### Provided entries
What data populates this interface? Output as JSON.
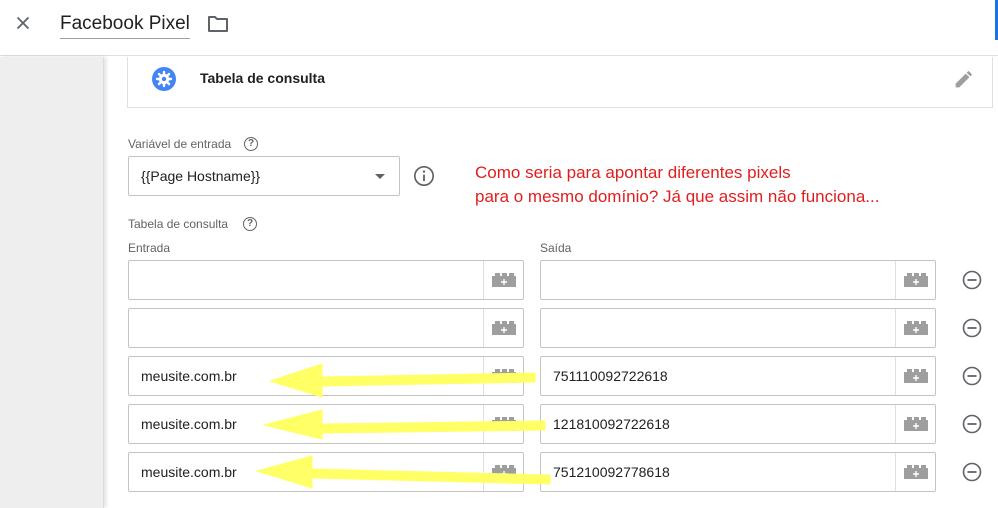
{
  "header": {
    "title": "Facebook Pixel"
  },
  "variable": {
    "type_label": "Tabela de consulta"
  },
  "input_variable": {
    "label": "Variável de entrada",
    "value": "{{Page Hostname}}"
  },
  "annotation": {
    "line1": "Como seria para apontar diferentes pixels",
    "line2": "para o mesmo domínio? Já que assim não funciona..."
  },
  "lookup_table": {
    "label": "Tabela de consulta",
    "col_input": "Entrada",
    "col_output": "Saída",
    "rows": [
      {
        "input": "",
        "output": ""
      },
      {
        "input": "",
        "output": ""
      },
      {
        "input": "meusite.com.br",
        "output": "751110092722618"
      },
      {
        "input": "meusite.com.br",
        "output": "121810092722618"
      },
      {
        "input": "meusite.com.br",
        "output": "751210092778618"
      }
    ]
  },
  "colors": {
    "accent": "#1a73e8",
    "annotation": "#e01e1e",
    "arrow": "#ffff66"
  },
  "icons": {
    "close": "close-icon",
    "folder": "folder-icon",
    "variable_type": "gear-icon",
    "edit": "pencil-icon",
    "help": "help-icon",
    "info": "info-icon",
    "insert_variable": "brick-icon",
    "remove_row": "minus-circle-icon"
  }
}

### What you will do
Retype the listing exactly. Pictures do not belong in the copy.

### Exercise answer
What data populates this interface? Output as JSON.
{
  "header": {
    "title": "Facebook Pixel"
  },
  "variable": {
    "type_label": "Tabela de consulta"
  },
  "input_variable": {
    "label": "Variável de entrada",
    "value": "{{Page Hostname}}"
  },
  "annotation": {
    "line1": "Como seria para apontar diferentes pixels",
    "line2": "para o mesmo domínio? Já que assim não funciona..."
  },
  "lookup_table": {
    "label": "Tabela de consulta",
    "col_input": "Entrada",
    "col_output": "Saída",
    "rows": [
      {
        "input": "",
        "output": ""
      },
      {
        "input": "",
        "output": ""
      },
      {
        "input": "meusite.com.br",
        "output": "751110092722618"
      },
      {
        "input": "meusite.com.br",
        "output": "121810092722618"
      },
      {
        "input": "meusite.com.br",
        "output": "751210092778618"
      }
    ]
  },
  "colors": {
    "accent": "#1a73e8",
    "annotation": "#e01e1e",
    "arrow": "#ffff66"
  },
  "icons": {
    "close": "close-icon",
    "folder": "folder-icon",
    "variable_type": "gear-icon",
    "edit": "pencil-icon",
    "help": "help-icon",
    "info": "info-icon",
    "insert_variable": "brick-icon",
    "remove_row": "minus-circle-icon"
  }
}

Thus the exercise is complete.